On October 25, Cape Advisors, which has partnered with Duetsche Bank on their project, paid the Village of Sag Harbor’s Building Department just over $200,000 in order to obtain their building permit. Since then, the former Watchcase Factory property has been alive with activity as the company gets ready to break ground on their development, which in addition to condos will also feature townhouses along Church Street, the construction of an underground parking garage and a recreational center.

Meanwhile, the library, which is already in its temporary West Water Street home, is just months away from being able to apply for its own building permit for expansion. Restoration of the masonry on the exterior of the 101-year-old library has already been given village approval.

In an attempt to mitigate the traffic concerns associated with both projects, at Tuesday night’s Sag Harbor Village Board of Trustees meeting, board members adopted temporary traffic and vehicle regulations that will remain in effect through December 31 of next year.

The Sag Harbor Planning Board in their approvals for both the Bulova condos and the library expansion has already adopted most of the regulations.

According to the resolution, parking will be prohibited on Washington and Church streets to Division Street.  Church Street will also be changed into a northbound-only street from Washington to Sage streets, and parking will no longer be allowed on Sage Street from Division to Church Street. Jefferson Street will be opened into a two way traffic street from Suffolk Street to the library while that road is closed directly adjacent to the library and parking and standing on Union Street next to the library is also prohibited under the resolution.

The village board also agreed to hire engineer Frederick S. Keith, at a rate of $120 per hour, to aid building inspector Timothy Platt in review of construction documents as the Bulova project moves forward.

According to Sag Harbor Village Mayor Brian Gilbride, the village will use the building department fee furnished by Cape Advisors to cover the cost of having Keith under contract.

“It’s the biggest project the village has ever seen and I think the village needs that,” he said.

Geese & Septic Systems Targeted by State

Feeding geese on Sag Harbor Village property may soon be illegal, although don’t blame the village board of trustees— the new local law was introduced under a federal mandate to address stormwater runoff issues nationwide.

On Tuesday night, the board introduced two new local laws — one prohibiting the feeding of geese within the incorporated Village of Sag Harbor.

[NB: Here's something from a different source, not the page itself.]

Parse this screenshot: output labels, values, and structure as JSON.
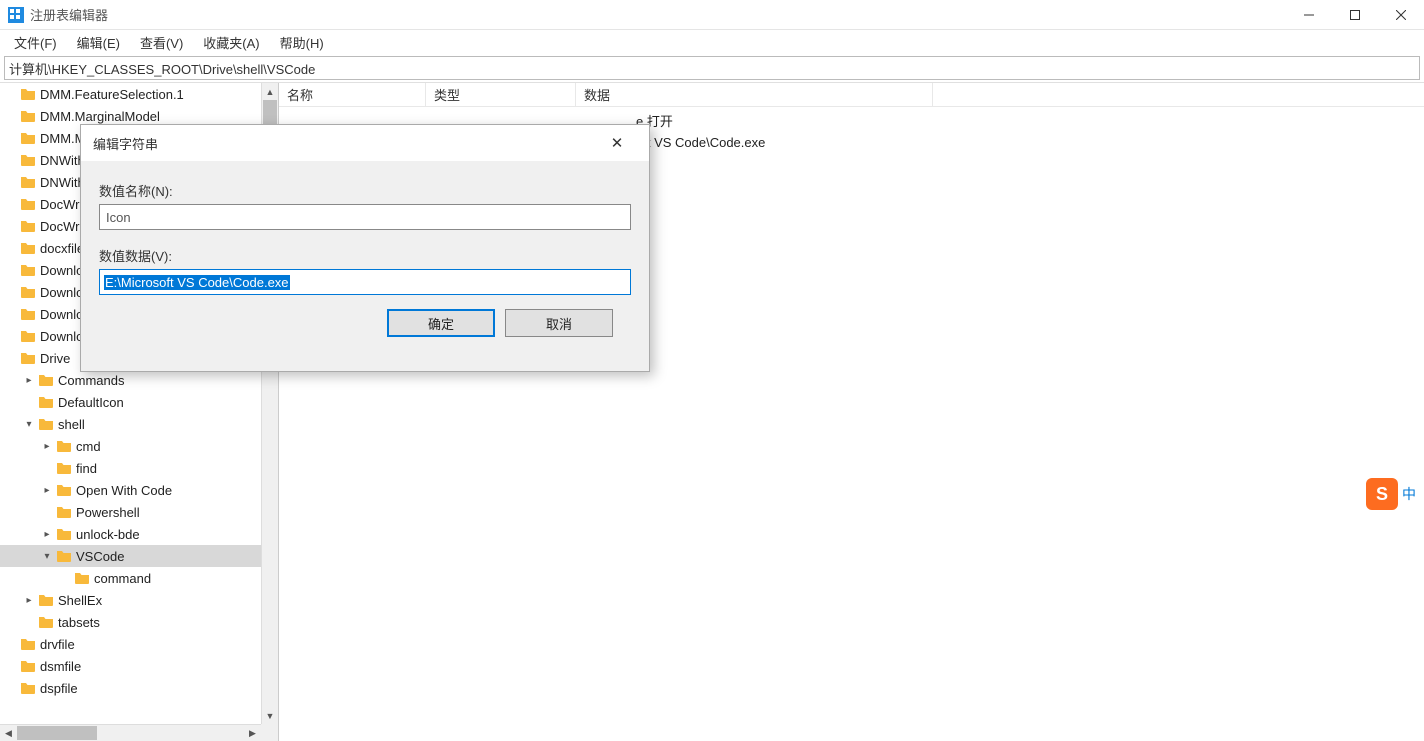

The other requires homeowners to show, via an inspection, that their septic systems are operational every five years.

According to village attorney Fred W. Thiele, Jr., both are the result of a federal mandate administered through the New York State Department of Environmental Conservation (NYSDEC) that requires local laws in an effort to mitigate stormwater runoff.

According to Thiele, the septic legislation differs from legislation proposed by the village earlier this year that required regular inspections of septic systems. He said the law does not demand residents show their systems are being pumped regularly, but rather just requires an inspection indicating the systems are functioning properly.

“These laws just get the village into compliance with federal and state regulations,” said Thiele.

Next April, the Village of Sag Harbor will be eligible for $26,000 in Suffolk County Development Block Grants. These are restricted for the construction of improvements like handicap accessible ramps, bathrooms and crosswalks, according to village clerk Beth Kamper.

On Tuesday night, the village board heard from John Jermain Memorial Library Director Catherine Creedon who said that many of her patrons have requested additional handicap parking spaces near the library’s temporary West Water Street home, as well as a crosswalk closer to the library.

Mayor Gilbride asked Superintendent of Public Works Dee Yardley to explore that possibility, as well as upgrading the bathrooms at Havens Beach.